> **Your instructions**:
Scan the records for the string "Remove"; copy each line where it occurs.

(Data records for software interfaces)
* * * * *

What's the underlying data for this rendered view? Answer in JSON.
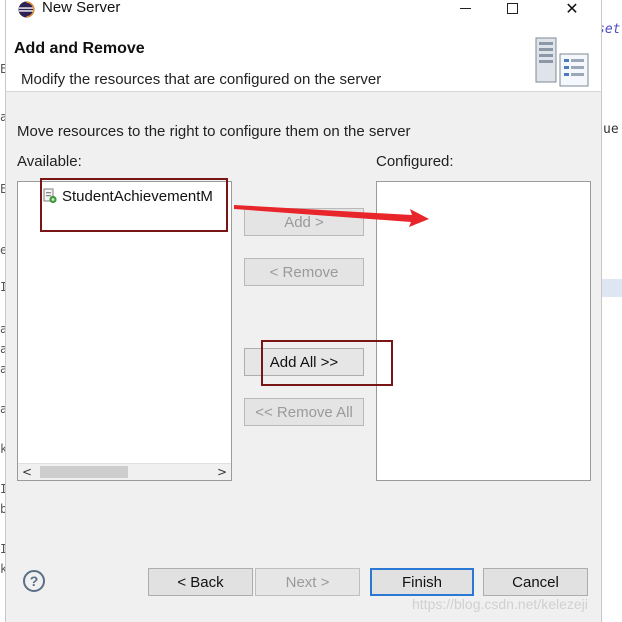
{
  "background": {
    "right_snippets": [
      "set",
      "ue"
    ],
    "left_chars": [
      "E",
      "a",
      "E",
      "e",
      "I",
      "a",
      "a",
      "a",
      "a",
      "k",
      "I",
      "b",
      "I",
      "k"
    ]
  },
  "dialog": {
    "title": "New Server",
    "app_icon": "eclipse-icon",
    "window_controls": {
      "minimize": "minimize",
      "maximize": "maximize",
      "close": "✕"
    },
    "banner": {
      "title": "Add and Remove",
      "description": "Modify the resources that are configured on the server",
      "icon": "server-wizard-icon"
    },
    "instruction": "Move resources to the right to configure them on the server",
    "available": {
      "label": "Available:",
      "items": [
        {
          "label": "StudentAchievementM",
          "icon": "web-module-icon"
        }
      ],
      "scroll_left": "<",
      "scroll_right": ">"
    },
    "configured": {
      "label": "Configured:",
      "items": []
    },
    "buttons": {
      "add": "Add >",
      "remove": "< Remove",
      "add_all": "Add All >>",
      "remove_all": "<< Remove All"
    },
    "footer": {
      "help": "?",
      "back": "< Back",
      "next": "Next >",
      "finish": "Finish",
      "cancel": "Cancel"
    },
    "watermark": "https://blog.csdn.net/kelezeji"
  },
  "colors": {
    "annotation": "#7a1515",
    "arrow": "#e8252a",
    "default_button_border": "#2b78d4"
  }
}
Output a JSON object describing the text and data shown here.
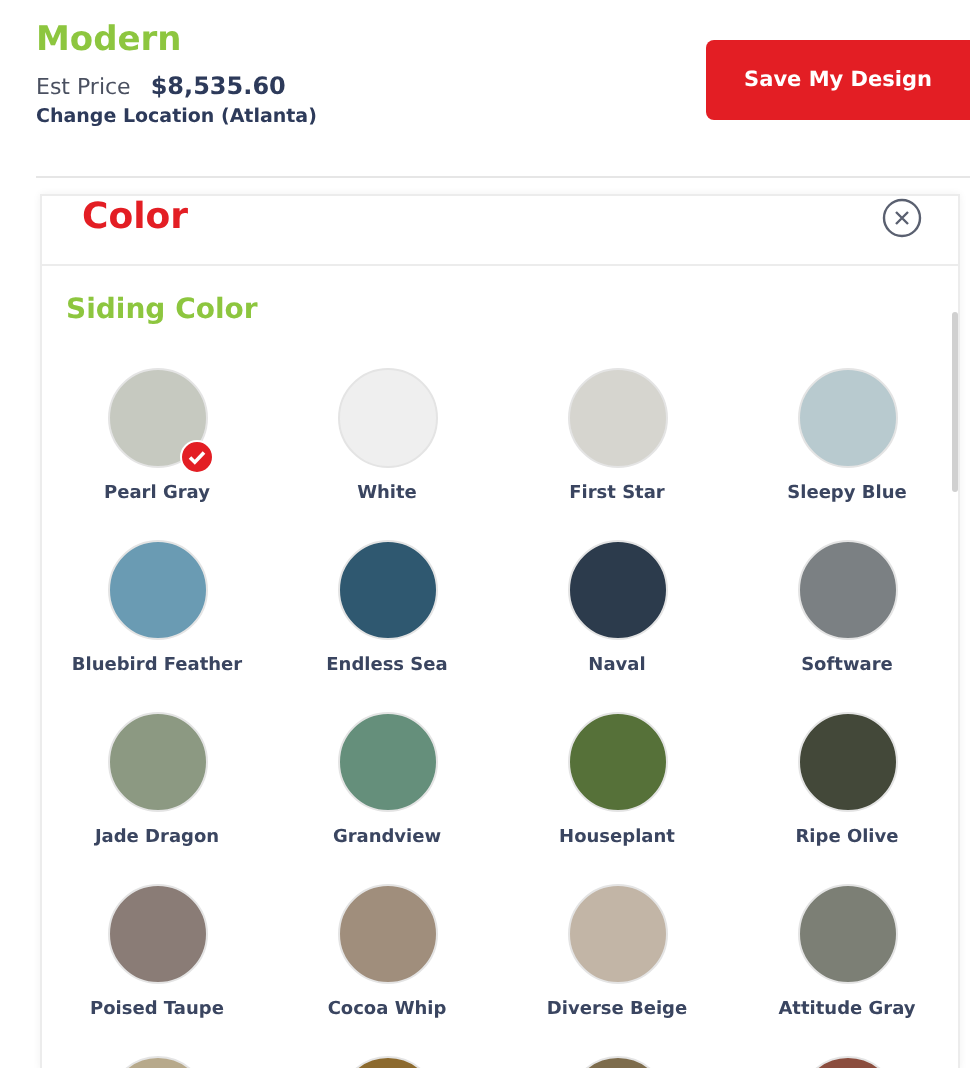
{
  "header": {
    "title": "Modern",
    "price_label": "Est Price",
    "price": "$8,535.60",
    "location_link": "Change Location (Atlanta)",
    "save_button": "Save My Design"
  },
  "panel": {
    "title": "Color",
    "section_title": "Siding Color",
    "swatches": [
      {
        "name": "Pearl Gray",
        "color": "#c6c9c0",
        "selected": true
      },
      {
        "name": "White",
        "color": "#efefef",
        "selected": false
      },
      {
        "name": "First Star",
        "color": "#d6d5cf",
        "selected": false
      },
      {
        "name": "Sleepy Blue",
        "color": "#b8cacf",
        "selected": false
      },
      {
        "name": "Bluebird Feather",
        "color": "#6a9bb3",
        "selected": false
      },
      {
        "name": "Endless Sea",
        "color": "#2f5870",
        "selected": false
      },
      {
        "name": "Naval",
        "color": "#2c3b4c",
        "selected": false
      },
      {
        "name": "Software",
        "color": "#7b8083",
        "selected": false
      },
      {
        "name": "Jade Dragon",
        "color": "#8c9982",
        "selected": false
      },
      {
        "name": "Grandview",
        "color": "#658f7b",
        "selected": false
      },
      {
        "name": "Houseplant",
        "color": "#567139",
        "selected": false
      },
      {
        "name": "Ripe Olive",
        "color": "#434839",
        "selected": false
      },
      {
        "name": "Poised Taupe",
        "color": "#8a7c76",
        "selected": false
      },
      {
        "name": "Cocoa Whip",
        "color": "#a08e7c",
        "selected": false
      },
      {
        "name": "Diverse Beige",
        "color": "#c2b5a6",
        "selected": false
      },
      {
        "name": "Attitude Gray",
        "color": "#7c7f75",
        "selected": false
      },
      {
        "color": "#b7a98b"
      },
      {
        "color": "#8c6a2e"
      },
      {
        "color": "#7d6c4c"
      },
      {
        "color": "#8b4d3e"
      }
    ]
  }
}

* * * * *

> **Response to the exercise**:
      "title": "Add and Remove",
      "remove": "< Remove",
      "remove_all": "<< Remove All"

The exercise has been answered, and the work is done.